-Aydrian Howard
Developer Advocate
NYC
@aydrianh

Creating your first Stitch app? Start with one of the Stitch tutorials.

Want to learn more about MongoDB Stitch? Read the white paper.

Handling Files using MongoDB Stitch and AWS S3

Aydrian Howard

mongodb

MongoDB is the best way to work with data. As developers, we are faced with design decisions about data storage. For small pieces of data, it’s often an easy decision. Storing all of Shakespeare’s works, all 38 plays, 154 sonnets, and poems takes up 5.6MB of space in plain text. That’s simple to handle in MongoDB. What happens, however, when we want to include rich information with images, audio, and video? We can certainly store that information inside the database, but another approach is to leverage cloud data storage. Services such as AWS S3 allow you to store and retrieve any amount of data stored in buckets and you can store references in your MongoDB database.

With a built-in AWS Service, MongoDB Stitch provides the means to easily update and track files uploaded to an S3 bucket without having to write any backend code. In a recent Stitchcraft live coding session on my Twitch channel, I demonstrated how to upload a file to S3 and record it in a collection directly from a React.js application. After I added an AWS Service (which just required putting in IAM credentials) to my Stitch application and set up my S3 Bucket, I only needed to add the following code to my React.js application to handle uploading my file from a file input control:

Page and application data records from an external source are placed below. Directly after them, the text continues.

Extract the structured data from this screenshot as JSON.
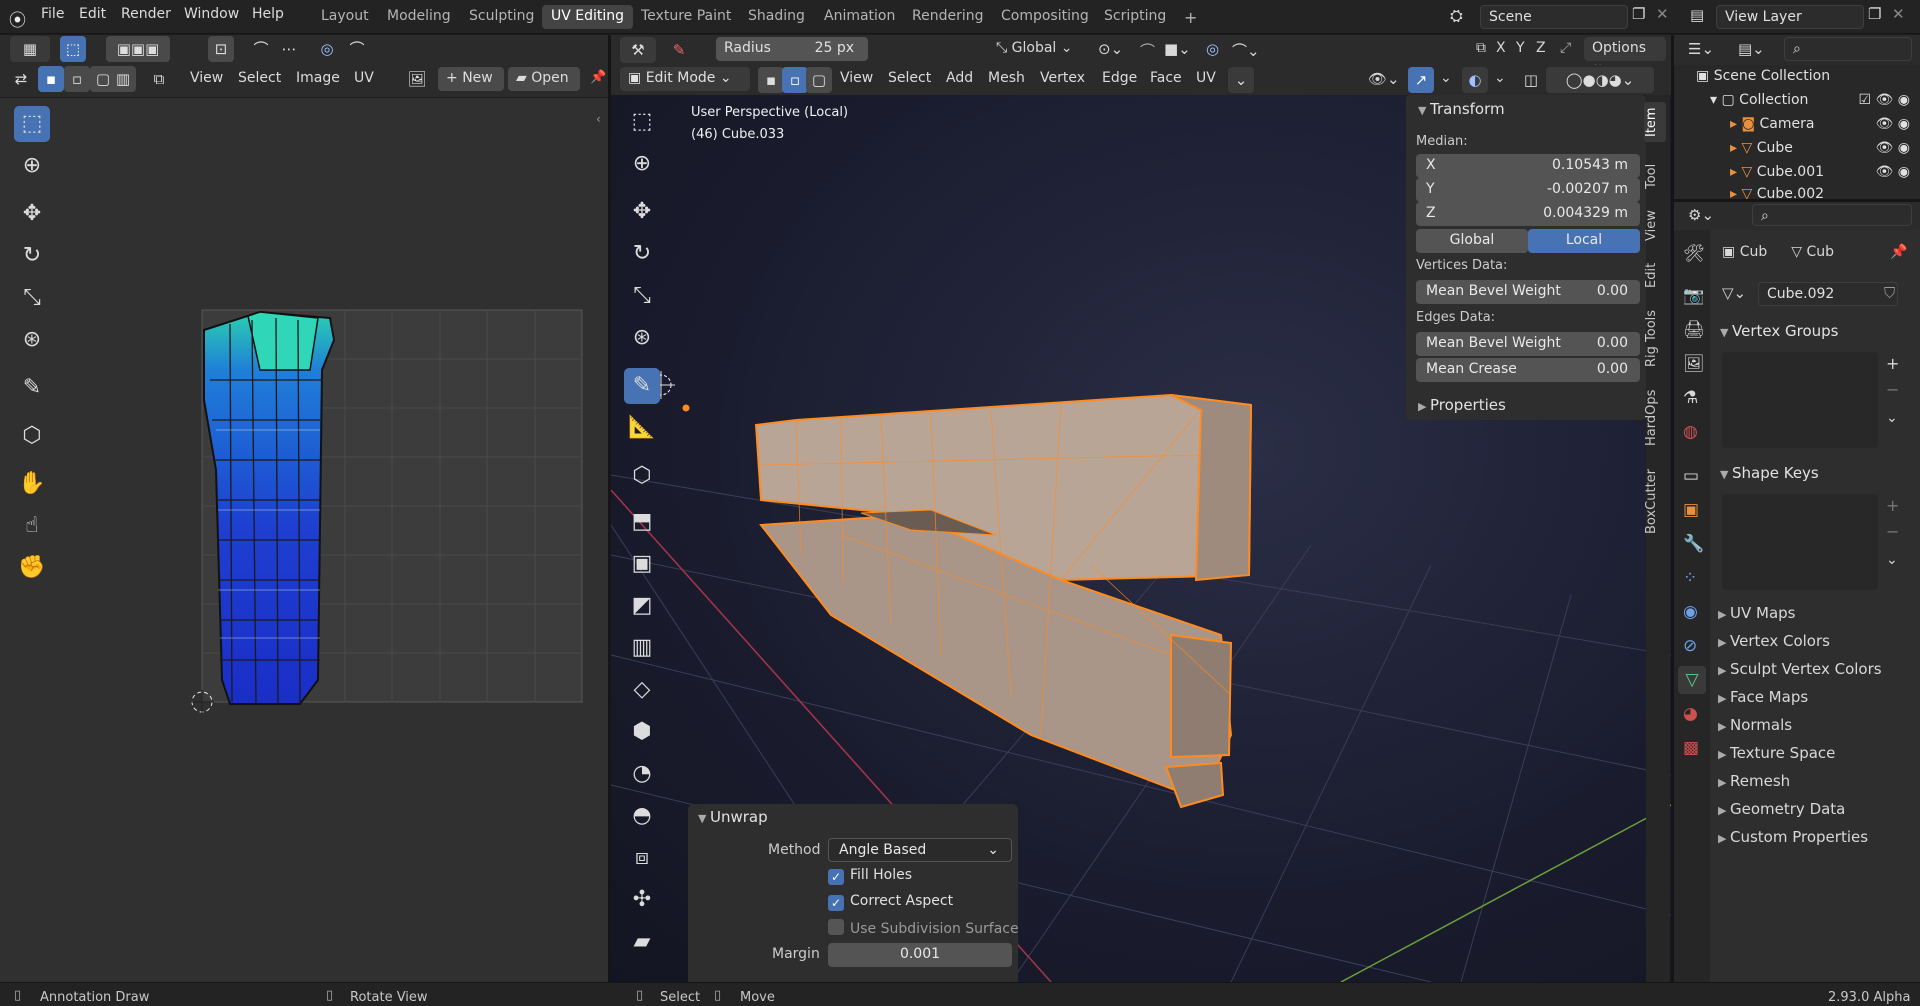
{
  "topbar": {
    "menus": [
      "File",
      "Edit",
      "Render",
      "Window",
      "Help"
    ],
    "workspaces": [
      "Layout",
      "Modeling",
      "Sculpting",
      "UV Editing",
      "Texture Paint",
      "Shading",
      "Animation",
      "Rendering",
      "Compositing",
      "Scripting"
    ],
    "active_workspace": "UV Editing",
    "add_tab": "+",
    "scene_label": "Scene",
    "view_layer_label": "View Layer"
  },
  "uv_editor": {
    "menus": [
      "View",
      "Select",
      "Image",
      "UV"
    ],
    "new_label": "New",
    "open_label": "Open"
  },
  "viewport": {
    "radius_label": "Radius",
    "radius_value": "25 px",
    "orientation": "Global",
    "axes": [
      "X",
      "Y",
      "Z"
    ],
    "options_label": "Options",
    "mode": "Edit Mode",
    "menus": [
      "View",
      "Select",
      "Add",
      "Mesh",
      "Vertex",
      "Edge",
      "Face",
      "UV"
    ],
    "perspective_text": "User Perspective (Local)",
    "object_text": "(46) Cube.033"
  },
  "transform_panel": {
    "title": "Transform",
    "median_label": "Median:",
    "x_label": "X",
    "x_value": "0.10543 m",
    "y_label": "Y",
    "y_value": "-0.00207 m",
    "z_label": "Z",
    "z_value": "0.004329 m",
    "global_label": "Global",
    "local_label": "Local",
    "vertices_data_label": "Vertices Data:",
    "mean_bevel_weight_label": "Mean Bevel Weight",
    "vertex_bevel_value": "0.00",
    "edges_data_label": "Edges Data:",
    "edge_bevel_value": "0.00",
    "mean_crease_label": "Mean Crease",
    "crease_value": "0.00",
    "properties_label": "Properties"
  },
  "side_tabs": [
    "Item",
    "Tool",
    "View",
    "Edit",
    "Rig Tools",
    "HardOps",
    "BoxCutter"
  ],
  "unwrap_panel": {
    "title": "Unwrap",
    "method_label": "Method",
    "method_value": "Angle Based",
    "fill_holes": "Fill Holes",
    "correct_aspect": "Correct Aspect",
    "use_subdivision": "Use Subdivision Surface",
    "margin_label": "Margin",
    "margin_value": "0.001"
  },
  "outliner": {
    "scene_collection": "Scene Collection",
    "items": [
      "Collection",
      "Camera",
      "Cube",
      "Cube.001",
      "Cube.002"
    ]
  },
  "properties": {
    "breadcrumb_obj": "Cub",
    "breadcrumb_mesh": "Cub",
    "mesh_name": "Cube.092",
    "vertex_groups": "Vertex Groups",
    "shape_keys": "Shape Keys",
    "collapsed": [
      "UV Maps",
      "Vertex Colors",
      "Sculpt Vertex Colors",
      "Face Maps",
      "Normals",
      "Texture Space",
      "Remesh",
      "Geometry Data",
      "Custom Properties"
    ]
  },
  "statusbar": {
    "annotation": "Annotation Draw",
    "rotate": "Rotate View",
    "select": "Select",
    "move": "Move",
    "version": "2.93.0 Alpha"
  },
  "colors": {
    "accent": "#4772b3",
    "selection_orange": "#ff8a1f",
    "mesh_face": "#b8a597"
  }
}
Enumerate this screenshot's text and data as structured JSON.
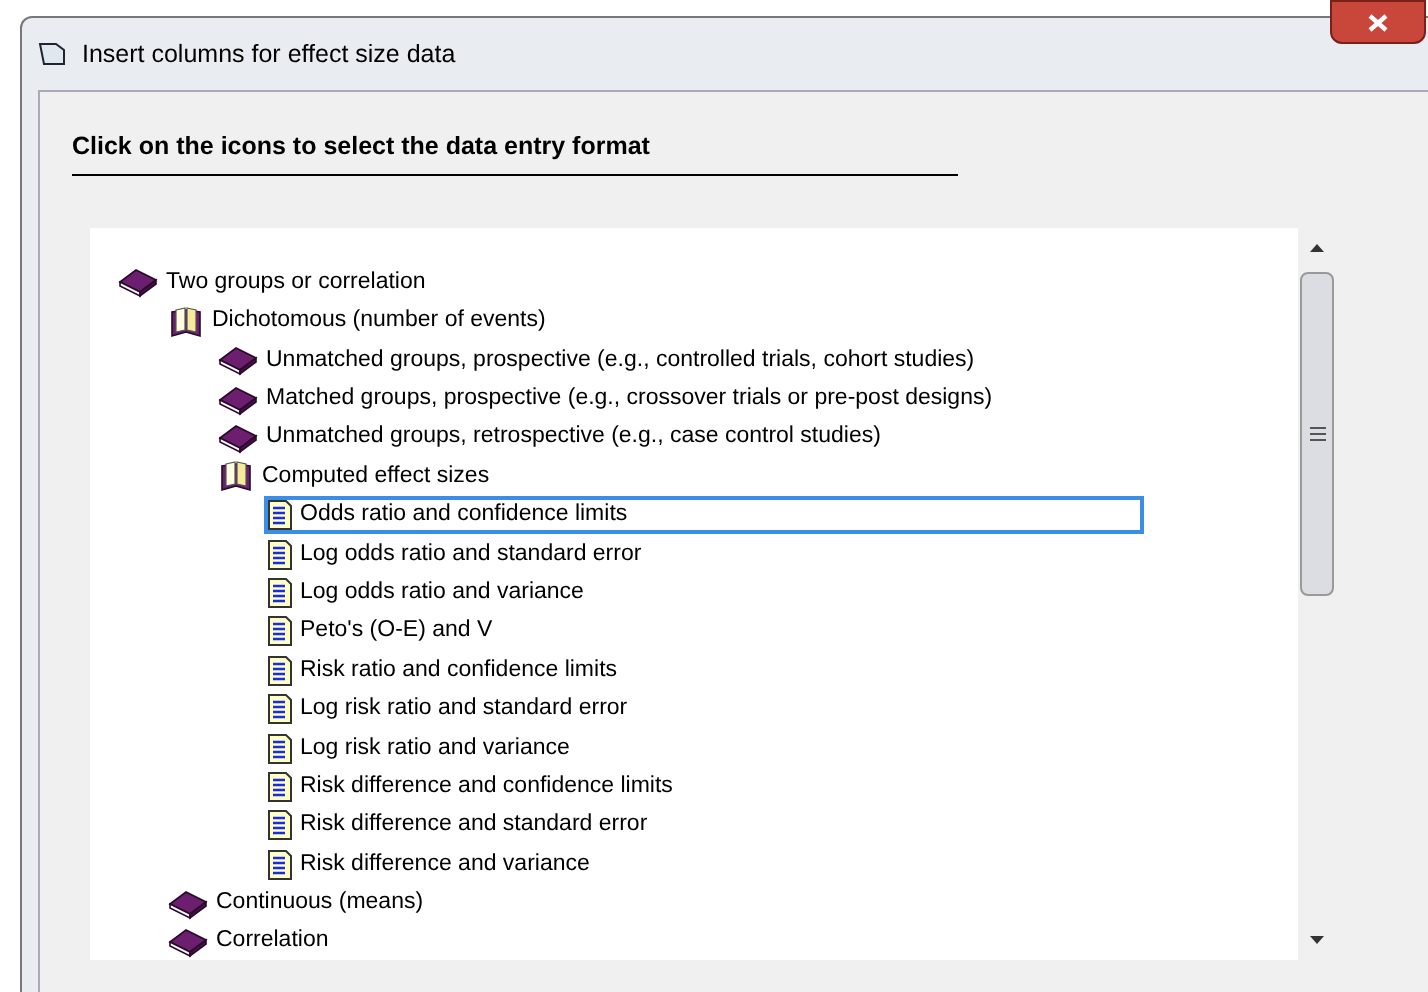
{
  "window": {
    "title": "Insert columns for effect size data"
  },
  "heading": "Click on the icons to select the data entry format",
  "tree": [
    {
      "label": "Two groups or correlation",
      "kind": "book",
      "selected": false,
      "children": [
        {
          "label": "Dichotomous (number of events)",
          "kind": "open-book",
          "selected": false,
          "children": [
            {
              "label": "Unmatched groups, prospective (e.g., controlled trials, cohort studies)",
              "kind": "book",
              "selected": false
            },
            {
              "label": "Matched groups, prospective (e.g., crossover trials or pre-post designs)",
              "kind": "book",
              "selected": false
            },
            {
              "label": "Unmatched groups, retrospective (e.g., case control studies)",
              "kind": "book",
              "selected": false
            },
            {
              "label": "Computed effect sizes",
              "kind": "open-book",
              "selected": false,
              "children": [
                {
                  "label": "Odds ratio and confidence limits",
                  "kind": "document",
                  "selected": true
                },
                {
                  "label": "Log odds ratio and standard error",
                  "kind": "document",
                  "selected": false
                },
                {
                  "label": "Log odds ratio and variance",
                  "kind": "document",
                  "selected": false
                },
                {
                  "label": "Peto's (O-E) and V",
                  "kind": "document",
                  "selected": false
                },
                {
                  "label": "Risk ratio and confidence limits",
                  "kind": "document",
                  "selected": false
                },
                {
                  "label": "Log risk ratio and standard error",
                  "kind": "document",
                  "selected": false
                },
                {
                  "label": "Log risk ratio and variance",
                  "kind": "document",
                  "selected": false
                },
                {
                  "label": "Risk difference and confidence limits",
                  "kind": "document",
                  "selected": false
                },
                {
                  "label": "Risk difference and standard error",
                  "kind": "document",
                  "selected": false
                },
                {
                  "label": "Risk difference and variance",
                  "kind": "document",
                  "selected": false
                }
              ]
            }
          ]
        },
        {
          "label": "Continuous (means)",
          "kind": "book",
          "selected": false
        },
        {
          "label": "Correlation",
          "kind": "book",
          "selected": false
        }
      ]
    }
  ]
}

handleFileUpload(file) {
 if (!file) {
   return
 }

 const key = `${this.client.auth.user.id}-${file.name}`
 const bucket = 'stitchcraft-picstream'
 const url = `http://${bucket}.s3.amazonaws.com/${encodeURIComponent(key)}`

 return convertImageToBSONBinaryObject(file)
   .then(result => {
     // AWS S3 Request
     const args = {
       ACL: 'public-read',
       Bucket: bucket,
       ContentType: file.type,
       Key: key,
       Body: result
     }

     const request = new AwsRequest.Builder()
       .withService('s3')
       .withAction('PutObject')
       .withRegion('us-east-1')
       .withArgs(args)
       .build()

     return this.aws.execute(request)
   })
   .then(result => {
     // MongoDB Request
     const picstream = this.mongodb.db('data').collection('picstream')
     return picstream.insertOne({
       owner_id: this.client.auth.user.id,
       url,
       file: {
         name: file.name,
         type: file.type
       },
       ETag: result.ETag,
       ts: new Date()
     })
   })
   .then(result => {
     // Update UI
     this.getEntries()
   })
   .catch(console.error)
}

To watch me put it all together, check out the recording of the Stitchcraft live coding session and check out the link to the GitHub repo in the description. Be sure to follow me on Twitch and tune in for future Stitchcraft live coding sessions.

-Aydrian Howard
@aydrianh
Developer Advocate
NYC